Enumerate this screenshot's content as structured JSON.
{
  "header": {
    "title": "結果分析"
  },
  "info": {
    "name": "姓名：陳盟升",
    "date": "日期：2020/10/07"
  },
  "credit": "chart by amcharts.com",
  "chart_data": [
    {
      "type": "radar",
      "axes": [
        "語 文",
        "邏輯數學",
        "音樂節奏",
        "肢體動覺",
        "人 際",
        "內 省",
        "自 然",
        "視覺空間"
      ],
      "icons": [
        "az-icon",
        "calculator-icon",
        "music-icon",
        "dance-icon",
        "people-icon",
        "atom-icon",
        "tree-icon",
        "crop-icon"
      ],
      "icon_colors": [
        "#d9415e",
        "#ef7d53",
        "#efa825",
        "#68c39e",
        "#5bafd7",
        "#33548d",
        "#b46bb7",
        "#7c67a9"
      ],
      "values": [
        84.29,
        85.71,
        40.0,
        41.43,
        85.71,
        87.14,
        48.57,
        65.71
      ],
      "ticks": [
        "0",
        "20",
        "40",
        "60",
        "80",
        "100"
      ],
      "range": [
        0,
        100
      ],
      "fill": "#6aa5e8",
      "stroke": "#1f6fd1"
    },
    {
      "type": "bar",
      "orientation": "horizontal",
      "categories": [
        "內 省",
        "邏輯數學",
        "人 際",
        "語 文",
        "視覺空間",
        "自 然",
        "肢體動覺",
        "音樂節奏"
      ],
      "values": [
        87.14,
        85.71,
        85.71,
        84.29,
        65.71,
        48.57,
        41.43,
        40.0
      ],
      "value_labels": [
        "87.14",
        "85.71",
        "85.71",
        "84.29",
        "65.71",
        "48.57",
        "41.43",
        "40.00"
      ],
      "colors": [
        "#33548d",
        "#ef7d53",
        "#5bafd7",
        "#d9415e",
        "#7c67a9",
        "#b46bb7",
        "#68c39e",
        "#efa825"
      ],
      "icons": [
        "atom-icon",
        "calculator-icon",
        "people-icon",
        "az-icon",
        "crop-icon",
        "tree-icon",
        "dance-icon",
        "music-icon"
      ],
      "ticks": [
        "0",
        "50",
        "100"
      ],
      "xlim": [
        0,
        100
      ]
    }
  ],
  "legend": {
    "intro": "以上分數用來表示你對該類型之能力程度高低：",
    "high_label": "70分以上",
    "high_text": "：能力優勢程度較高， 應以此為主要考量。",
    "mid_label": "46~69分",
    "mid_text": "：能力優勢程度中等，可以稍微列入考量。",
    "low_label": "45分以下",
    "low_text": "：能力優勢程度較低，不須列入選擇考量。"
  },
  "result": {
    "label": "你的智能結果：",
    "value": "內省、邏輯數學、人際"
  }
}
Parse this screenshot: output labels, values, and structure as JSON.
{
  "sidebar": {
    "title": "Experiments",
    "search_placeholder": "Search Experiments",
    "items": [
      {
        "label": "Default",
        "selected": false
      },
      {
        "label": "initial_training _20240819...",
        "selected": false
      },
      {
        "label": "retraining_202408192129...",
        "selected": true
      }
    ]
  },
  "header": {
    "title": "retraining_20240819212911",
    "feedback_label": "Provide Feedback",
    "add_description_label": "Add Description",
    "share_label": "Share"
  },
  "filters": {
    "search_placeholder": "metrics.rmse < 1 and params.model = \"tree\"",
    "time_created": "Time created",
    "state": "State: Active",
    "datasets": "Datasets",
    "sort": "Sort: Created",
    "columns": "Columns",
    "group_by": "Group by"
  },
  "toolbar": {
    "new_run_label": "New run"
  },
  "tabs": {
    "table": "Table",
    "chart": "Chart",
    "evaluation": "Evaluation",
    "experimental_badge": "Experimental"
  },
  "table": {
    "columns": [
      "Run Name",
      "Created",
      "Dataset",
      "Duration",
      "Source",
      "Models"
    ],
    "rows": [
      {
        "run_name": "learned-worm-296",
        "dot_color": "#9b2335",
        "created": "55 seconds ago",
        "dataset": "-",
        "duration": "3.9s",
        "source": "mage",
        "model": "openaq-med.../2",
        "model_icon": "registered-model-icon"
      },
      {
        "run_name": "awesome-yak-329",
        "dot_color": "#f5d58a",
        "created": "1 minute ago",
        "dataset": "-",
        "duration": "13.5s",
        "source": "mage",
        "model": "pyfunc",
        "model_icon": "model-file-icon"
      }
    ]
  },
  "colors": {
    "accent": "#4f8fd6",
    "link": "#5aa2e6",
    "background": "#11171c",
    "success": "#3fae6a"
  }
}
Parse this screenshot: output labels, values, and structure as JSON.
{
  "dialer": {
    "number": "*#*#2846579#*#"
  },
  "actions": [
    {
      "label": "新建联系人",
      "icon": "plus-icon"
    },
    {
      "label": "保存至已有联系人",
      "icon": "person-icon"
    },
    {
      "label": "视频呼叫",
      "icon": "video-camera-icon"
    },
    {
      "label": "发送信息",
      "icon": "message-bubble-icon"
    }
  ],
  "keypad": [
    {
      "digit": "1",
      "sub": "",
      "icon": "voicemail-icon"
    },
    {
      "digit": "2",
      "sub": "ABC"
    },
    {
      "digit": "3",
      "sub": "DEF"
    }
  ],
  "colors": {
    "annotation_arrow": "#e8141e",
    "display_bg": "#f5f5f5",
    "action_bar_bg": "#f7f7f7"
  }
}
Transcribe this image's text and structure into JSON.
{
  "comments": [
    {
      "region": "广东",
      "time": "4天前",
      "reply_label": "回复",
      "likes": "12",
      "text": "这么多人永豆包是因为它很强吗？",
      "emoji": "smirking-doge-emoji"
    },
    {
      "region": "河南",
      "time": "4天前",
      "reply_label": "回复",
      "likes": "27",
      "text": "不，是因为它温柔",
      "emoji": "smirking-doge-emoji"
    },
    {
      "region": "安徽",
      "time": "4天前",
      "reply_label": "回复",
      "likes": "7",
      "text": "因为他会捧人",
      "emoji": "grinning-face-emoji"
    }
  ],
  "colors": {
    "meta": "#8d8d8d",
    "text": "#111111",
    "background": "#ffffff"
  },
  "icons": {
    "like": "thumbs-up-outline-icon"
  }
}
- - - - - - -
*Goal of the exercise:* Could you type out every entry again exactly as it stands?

*Written response:*
Enumerate this screenshot's content as structured JSON.
{
  "header": {
    "title": "結果分析"
  },
  "info": {
    "name": "姓名：陳盟升",
    "date": "日期：2020/10/07"
  },
  "credit": "chart by amcharts.com",
  "chart_data": [
    {
      "type": "radar",
      "axes": [
        "語 文",
        "邏輯數學",
        "音樂節奏",
        "肢體動覺",
        "人 際",
        "內 省",
        "自 然",
        "視覺空間"
      ],
      "icons": [
        "az-icon",
        "calculator-icon",
        "music-icon",
        "dance-icon",
        "people-icon",
        "atom-icon",
        "tree-icon",
        "crop-icon"
      ],
      "icon_colors": [
        "#d9415e",
        "#ef7d53",
        "#efa825",
        "#68c39e",
        "#5bafd7",
        "#33548d",
        "#b46bb7",
        "#7c67a9"
      ],
      "values": [
        84.29,
        85.71,
        40.0,
        41.43,
        85.71,
        87.14,
        48.57,
        65.71
      ],
      "ticks": [
        "0",
        "20",
        "40",
        "60",
        "80",
        "100"
      ],
      "range": [
        0,
        100
      ],
      "fill": "#6aa5e8",
      "stroke": "#1f6fd1"
    },
    {
      "type": "bar",
      "orientation": "horizontal",
      "categories": [
        "內 省",
        "邏輯數學",
        "人 際",
        "語 文",
        "視覺空間",
        "自 然",
        "肢體動覺",
        "音樂節奏"
      ],
      "values": [
        87.14,
        85.71,
        85.71,
        84.29,
        65.71,
        48.57,
        41.43,
        40.0
      ],
      "value_labels": [
        "87.14",
        "85.71",
        "85.71",
        "84.29",
        "65.71",
        "48.57",
        "41.43",
        "40.00"
      ],
      "colors": [
        "#33548d",
        "#ef7d53",
        "#5bafd7",
        "#d9415e",
        "#7c67a9",
        "#b46bb7",
        "#68c39e",
        "#efa825"
      ],
      "icons": [
        "atom-icon",
        "calculator-icon",
        "people-icon",
        "az-icon",
        "crop-icon",
        "tree-icon",
        "dance-icon",
        "music-icon"
      ],
      "ticks": [
        "0",
        "50",
        "100"
      ],
      "xlim": [
        0,
        100
      ]
    }
  ],
  "legend": {
    "intro": "以上分數用來表示你對該類型之能力程度高低：",
    "high_label": "70分以上",
    "high_text": "：能力優勢程度較高， 應以此為主要考量。",
    "mid_label": "46~69分",
    "mid_text": "：能力優勢程度中等，可以稍微列入考量。",
    "low_label": "45分以下",
    "low_text": "：能力優勢程度較低，不須列入選擇考量。"
  },
  "result": {
    "label": "你的智能結果：",
    "value": "內省、邏輯數學、人際"
  }
}
Parse this screenshot: output labels, values, and structure as JSON.
{
  "sidebar": {
    "title": "Experiments",
    "search_placeholder": "Search Experiments",
    "items": [
      {
        "label": "Default",
        "selected": false
      },
      {
        "label": "initial_training _20240819...",
        "selected": false
      },
      {
        "label": "retraining_202408192129...",
        "selected": true
      }
    ]
  },
  "header": {
    "title": "retraining_20240819212911",
    "feedback_label": "Provide Feedback",
    "add_description_label": "Add Description",
    "share_label": "Share"
  },
  "filters": {
    "search_placeholder": "metrics.rmse < 1 and params.model = \"tree\"",
    "time_created": "Time created",
    "state": "State: Active",
    "datasets": "Datasets",
    "sort": "Sort: Created",
    "columns": "Columns",
    "group_by": "Group by"
  },
  "toolbar": {
    "new_run_label": "New run"
  },
  "tabs": {
    "table": "Table",
    "chart": "Chart",
    "evaluation": "Evaluation",
    "experimental_badge": "Experimental"
  },
  "table": {
    "columns": [
      "Run Name",
      "Created",
      "Dataset",
      "Duration",
      "Source",
      "Models"
    ],
    "rows": [
      {
        "run_name": "learned-worm-296",
        "dot_color": "#9b2335",
        "created": "55 seconds ago",
        "dataset": "-",
        "duration": "3.9s",
        "source": "mage",
        "model": "openaq-med.../2",
        "model_icon": "registered-model-icon"
      },
      {
        "run_name": "awesome-yak-329",
        "dot_color": "#f5d58a",
        "created": "1 minute ago",
        "dataset": "-",
        "duration": "13.5s",
        "source": "mage",
        "model": "pyfunc",
        "model_icon": "model-file-icon"
      }
    ]
  },
  "colors": {
    "accent": "#4f8fd6",
    "link": "#5aa2e6",
    "background": "#11171c",
    "success": "#3fae6a"
  }
}
Parse this screenshot: output labels, values, and structure as JSON.
{
  "dialer": {
    "number": "*#*#2846579#*#"
  },
  "actions": [
    {
      "label": "新建联系人",
      "icon": "plus-icon"
    },
    {
      "label": "保存至已有联系人",
      "icon": "person-icon"
    },
    {
      "label": "视频呼叫",
      "icon": "video-camera-icon"
    },
    {
      "label": "发送信息",
      "icon": "message-bubble-icon"
    }
  ],
  "keypad": [
    {
      "digit": "1",
      "sub": "",
      "icon": "voicemail-icon"
    },
    {
      "digit": "2",
      "sub": "ABC"
    },
    {
      "digit": "3",
      "sub": "DEF"
    }
  ],
  "colors": {
    "annotation_arrow": "#e8141e",
    "display_bg": "#f5f5f5",
    "action_bar_bg": "#f7f7f7"
  }
}
Transcribe this image's text and structure into JSON.
{
  "comments": [
    {
      "region": "广东",
      "time": "4天前",
      "reply_label": "回复",
      "likes": "12",
      "text": "这么多人永豆包是因为它很强吗？",
      "emoji": "smirking-doge-emoji"
    },
    {
      "region": "河南",
      "time": "4天前",
      "reply_label": "回复",
      "likes": "27",
      "text": "不，是因为它温柔",
      "emoji": "smirking-doge-emoji"
    },
    {
      "region": "安徽",
      "time": "4天前",
      "reply_label": "回复",
      "likes": "7",
      "text": "因为他会捧人",
      "emoji": "grinning-face-emoji"
    }
  ],
  "colors": {
    "meta": "#8d8d8d",
    "text": "#111111",
    "background": "#ffffff"
  },
  "icons": {
    "like": "thumbs-up-outline-icon"
  }
}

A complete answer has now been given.